Like prey, predators have adaptations that help them survive. These include any traits that help them detect and catch their prey. Some predators, such as owls, have excellent vision, which helps them spot a tiny mouse among the leaves on the forest floor. Most species of owls have outstanding night vision as well. In addition, their feathers direct sound toward their highly sensitive ears, which helps them find prey that might otherwise stay hidden. Owls have sharp, powerful talons on their feet they use to grab and hold on to prey until it suffocates.

Female lions have a keen sense of smell to help them detect if prey is nearby. They also have excellent night vision, which they use to hunt for prey in the dark Female lions can reach speeds of about 50 kilometers per hour for short distances, which helps them catch their prey. Once they do, they have large, sharp teeth to hold and kill the prey.

Other animals, such as Burmese pythons, have heat sensors in their top lips. Along with a keen sense of smell, the sensors help them find prey, such as warm-blooded mammals. They also have jaws with a loose hinge. Once a snake has captured its prey, this loose hinge makes it possible for the snake to open its mouth wide enough to fit the prey inside.

Predator Adaptations

Think about Science

Directions: Answer the following questions.

  1. How could the adaptations of the giant tortoises of the Galapagos Islands be explained through natural selection?
  2. What adaptations might an animal that lives in or near the water, such as a crocodile, have to help it survive?
  3. What adaptations might birds have evolved to help them survive?
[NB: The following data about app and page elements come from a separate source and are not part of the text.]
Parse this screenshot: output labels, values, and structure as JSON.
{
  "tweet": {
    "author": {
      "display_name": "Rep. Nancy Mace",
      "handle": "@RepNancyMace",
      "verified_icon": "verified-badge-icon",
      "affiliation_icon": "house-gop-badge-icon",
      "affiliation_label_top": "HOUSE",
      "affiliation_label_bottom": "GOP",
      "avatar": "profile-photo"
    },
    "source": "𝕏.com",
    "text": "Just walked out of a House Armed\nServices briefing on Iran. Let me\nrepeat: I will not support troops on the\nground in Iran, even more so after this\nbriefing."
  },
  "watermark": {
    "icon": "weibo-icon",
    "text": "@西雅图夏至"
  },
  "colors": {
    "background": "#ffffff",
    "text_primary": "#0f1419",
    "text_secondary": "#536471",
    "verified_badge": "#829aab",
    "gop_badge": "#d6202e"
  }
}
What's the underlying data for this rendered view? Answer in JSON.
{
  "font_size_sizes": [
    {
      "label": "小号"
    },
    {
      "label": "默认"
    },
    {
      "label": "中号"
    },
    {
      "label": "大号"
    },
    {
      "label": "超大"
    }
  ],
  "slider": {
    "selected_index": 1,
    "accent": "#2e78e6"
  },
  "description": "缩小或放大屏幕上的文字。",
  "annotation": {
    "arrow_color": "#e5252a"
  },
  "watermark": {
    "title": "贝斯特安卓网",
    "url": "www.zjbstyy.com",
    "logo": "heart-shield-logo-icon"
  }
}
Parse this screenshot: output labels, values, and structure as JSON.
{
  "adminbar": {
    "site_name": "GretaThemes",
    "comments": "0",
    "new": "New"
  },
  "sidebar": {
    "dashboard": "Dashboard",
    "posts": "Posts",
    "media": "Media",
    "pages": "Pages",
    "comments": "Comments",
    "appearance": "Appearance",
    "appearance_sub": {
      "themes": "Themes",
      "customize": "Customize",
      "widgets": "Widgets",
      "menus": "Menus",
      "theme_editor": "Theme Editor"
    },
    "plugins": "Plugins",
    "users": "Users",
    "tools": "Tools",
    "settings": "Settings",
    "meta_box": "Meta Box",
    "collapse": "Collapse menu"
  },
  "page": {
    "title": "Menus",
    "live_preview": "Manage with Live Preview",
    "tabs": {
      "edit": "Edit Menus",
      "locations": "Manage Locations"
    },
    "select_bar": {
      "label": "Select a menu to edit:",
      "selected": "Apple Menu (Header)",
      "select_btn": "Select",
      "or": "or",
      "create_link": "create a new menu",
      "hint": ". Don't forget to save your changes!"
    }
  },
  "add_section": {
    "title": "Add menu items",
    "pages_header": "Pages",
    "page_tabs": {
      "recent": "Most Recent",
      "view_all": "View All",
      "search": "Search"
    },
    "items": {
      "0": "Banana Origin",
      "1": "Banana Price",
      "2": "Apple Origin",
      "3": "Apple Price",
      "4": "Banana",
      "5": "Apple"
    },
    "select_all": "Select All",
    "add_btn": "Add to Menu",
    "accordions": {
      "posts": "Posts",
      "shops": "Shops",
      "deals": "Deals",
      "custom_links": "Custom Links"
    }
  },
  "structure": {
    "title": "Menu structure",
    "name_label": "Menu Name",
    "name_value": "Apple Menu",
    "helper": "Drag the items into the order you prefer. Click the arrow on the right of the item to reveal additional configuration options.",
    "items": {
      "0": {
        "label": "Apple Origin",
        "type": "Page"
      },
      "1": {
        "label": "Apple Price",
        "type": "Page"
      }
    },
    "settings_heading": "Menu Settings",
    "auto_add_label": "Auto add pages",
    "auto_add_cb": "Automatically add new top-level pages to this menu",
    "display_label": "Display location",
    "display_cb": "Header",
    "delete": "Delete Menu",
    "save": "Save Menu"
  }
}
Speciation

The process by which a new species of organism arises from a parent population is called speciation. Speciation can occur in more than one way.

Allopatric Speciation

When populations of the same species become isolated from each other geographically, they can evolve distinct characteristics. During his time in the Galapagos Islands, Darwin noticed that finches varied from island to island. He later learned that each finch was a separate species that had evolved from a common ancestor. The birds had diversified to take advantage of different food sources on each island. This is called allopatric speciation. It is a process in which populations of organisms are impacted by natural selection and diversify rapidly into new forms when a change in an environment makes new resources available.

Sympatric Speciation

Sometimes new species arise from populations that are not geographically isolated. Even though the two groups have a range that overlap, they still evolve into distinct species. This is called sympatric speciation. The best-known examples of this are cichlid fishes in the lakes of East Africa. There are at least 800 species, all of which have diversified from a common ancestor. Each species occupies a distinct niche. In Lake Victoria, more than 300 species of cichlid fish from one parent species.

Adaptive Radiation

Darwin’s finches, discussed earlier, are examples of adaptive radiation. The 13 different species of finches all evolved from a common ancestor and have adapted different beaks so that each of them is able to consume a different type of food. The marsupials in present-day Australia also evolved from a common ancestor. Kangaroos evolved powerful legs that allow them to travel over vast areas in search of food. Koalas’ smaller size, centralized center of gravity, and climbing ability have allowed them to climb in order to reach the eucalyptus leaves they eat.

Cichlid Fishes

Think about Science

Directions: Answer the following questions.

  1. What is speciation?
  2. What is the main difference between allopatric speciation and sympatric speciation?